Outsourcing FOIA – Contracts Given To Firm Linked To Abu Ghraib Torture

Oct 16, 2012

The Matthew Filipowicz Show discusses Kade Crockford of the ACLU-MA‘s post on the fact that Freedom of Information Act, or FOIA requests are now being outsourced to private, for-profit companies, including CACI International, a firm linked to torture at Abu Ghraib.

This video says about itself:

Jan 10, 2013

Abby Martin calls out the corporate media for their obsession with supermodel Katherine Webb, and instead highlights a successful lawsuit against defense contractor L-3 Services for torture at Iraq’s infamous Abu Ghraib Prison.

From daily The Morning Star in Britain:

Reprieve: Disgraced firm L3 supporting drone strikes

Thursday 10 January 2013

by Our Foreign Desk

The defence contractor forced to shell out more than £3 million to alleged torture victims is also a key player in illegal US drone strikes, legal charity Reprieve revealed today.

It emerged this week that Engility Corporation – a subsidiary of L3 Communications until last year – has paid out around $5m (£3.1m) to 71 people it held at Baghdad’s notorious Abu Ghraib jail.

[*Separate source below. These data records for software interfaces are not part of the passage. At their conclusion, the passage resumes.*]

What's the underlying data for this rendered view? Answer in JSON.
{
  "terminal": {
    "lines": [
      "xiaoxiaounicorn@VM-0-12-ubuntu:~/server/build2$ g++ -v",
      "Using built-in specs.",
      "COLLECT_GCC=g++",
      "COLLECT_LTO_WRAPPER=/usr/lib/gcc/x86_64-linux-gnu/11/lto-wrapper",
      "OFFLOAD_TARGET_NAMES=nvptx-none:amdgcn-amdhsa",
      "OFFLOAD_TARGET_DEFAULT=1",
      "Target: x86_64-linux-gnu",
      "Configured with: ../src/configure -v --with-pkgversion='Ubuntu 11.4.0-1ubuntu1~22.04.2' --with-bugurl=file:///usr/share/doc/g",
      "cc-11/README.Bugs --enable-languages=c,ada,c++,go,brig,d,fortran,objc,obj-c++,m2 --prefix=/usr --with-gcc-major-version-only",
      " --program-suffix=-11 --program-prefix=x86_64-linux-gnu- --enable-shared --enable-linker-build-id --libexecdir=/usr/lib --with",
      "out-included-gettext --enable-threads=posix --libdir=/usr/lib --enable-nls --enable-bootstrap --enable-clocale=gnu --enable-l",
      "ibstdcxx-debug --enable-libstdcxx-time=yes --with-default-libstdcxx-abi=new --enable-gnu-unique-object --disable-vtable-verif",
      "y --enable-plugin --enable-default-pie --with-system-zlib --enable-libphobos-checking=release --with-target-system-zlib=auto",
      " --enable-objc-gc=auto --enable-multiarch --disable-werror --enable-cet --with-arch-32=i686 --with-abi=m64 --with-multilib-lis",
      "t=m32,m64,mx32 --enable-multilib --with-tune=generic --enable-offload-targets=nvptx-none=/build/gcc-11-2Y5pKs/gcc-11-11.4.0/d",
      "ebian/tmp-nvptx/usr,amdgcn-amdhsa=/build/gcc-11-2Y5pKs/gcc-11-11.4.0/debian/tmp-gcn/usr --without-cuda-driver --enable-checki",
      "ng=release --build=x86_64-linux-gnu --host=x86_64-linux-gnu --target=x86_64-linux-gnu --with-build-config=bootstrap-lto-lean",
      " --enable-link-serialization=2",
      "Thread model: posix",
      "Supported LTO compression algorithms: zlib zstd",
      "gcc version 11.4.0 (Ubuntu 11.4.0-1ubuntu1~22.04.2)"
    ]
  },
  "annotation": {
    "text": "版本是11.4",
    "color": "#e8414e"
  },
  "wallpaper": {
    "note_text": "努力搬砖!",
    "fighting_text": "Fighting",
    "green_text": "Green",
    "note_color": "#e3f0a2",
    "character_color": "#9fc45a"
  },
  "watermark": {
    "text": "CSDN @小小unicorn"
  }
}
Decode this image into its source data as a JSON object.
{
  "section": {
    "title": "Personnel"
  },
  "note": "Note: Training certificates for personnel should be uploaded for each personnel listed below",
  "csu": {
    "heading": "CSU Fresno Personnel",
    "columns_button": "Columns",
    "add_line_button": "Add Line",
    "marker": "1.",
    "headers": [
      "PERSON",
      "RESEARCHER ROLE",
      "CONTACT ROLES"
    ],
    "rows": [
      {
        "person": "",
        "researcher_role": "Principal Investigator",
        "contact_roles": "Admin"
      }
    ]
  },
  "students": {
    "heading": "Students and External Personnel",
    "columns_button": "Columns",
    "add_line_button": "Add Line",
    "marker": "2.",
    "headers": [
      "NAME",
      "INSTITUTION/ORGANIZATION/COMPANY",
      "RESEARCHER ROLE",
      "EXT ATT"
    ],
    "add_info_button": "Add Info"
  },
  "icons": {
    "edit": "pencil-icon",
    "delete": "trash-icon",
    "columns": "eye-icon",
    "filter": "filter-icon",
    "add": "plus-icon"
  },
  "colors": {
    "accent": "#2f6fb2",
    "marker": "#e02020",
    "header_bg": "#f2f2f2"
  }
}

And Reprieve said L3 is one of the main subcontractors involved in producing Predator drones, used by the CIA to kill “suspected militants” in Pakistan, Yemen and Somalia.

The “targeted” strikes by unmanned aircraft have killed up to 3,457 people in Pakistan alone since 2004 and as many as 891 were civilians, according to the Bureau of Investigative Journalism.

The latest attack today killed five people in Pakistan’s North Waziristan tribal region.

Security officials said that all the dead were militants, though their identities could not be immediately ascertained and such reports often turn out to be false.

The use of weaponised drones in non-war zones is widely considered to be illegal.

Reprieve director Clive Stafford Smith wrote to L3 in September, warning the company that it was complicit in the deaths and trauma caused by providing the satellite data links for Predators.

Reprieve’s Catherine Gilfedder said L3 was the “go-to company” for the US’s war on terror.

She said: “Far from being disgraced by allegations of horrific torture and abuse, L3 continues to provide support to the US drone programme, which terrorises hundreds of thousands of civilians around the world.”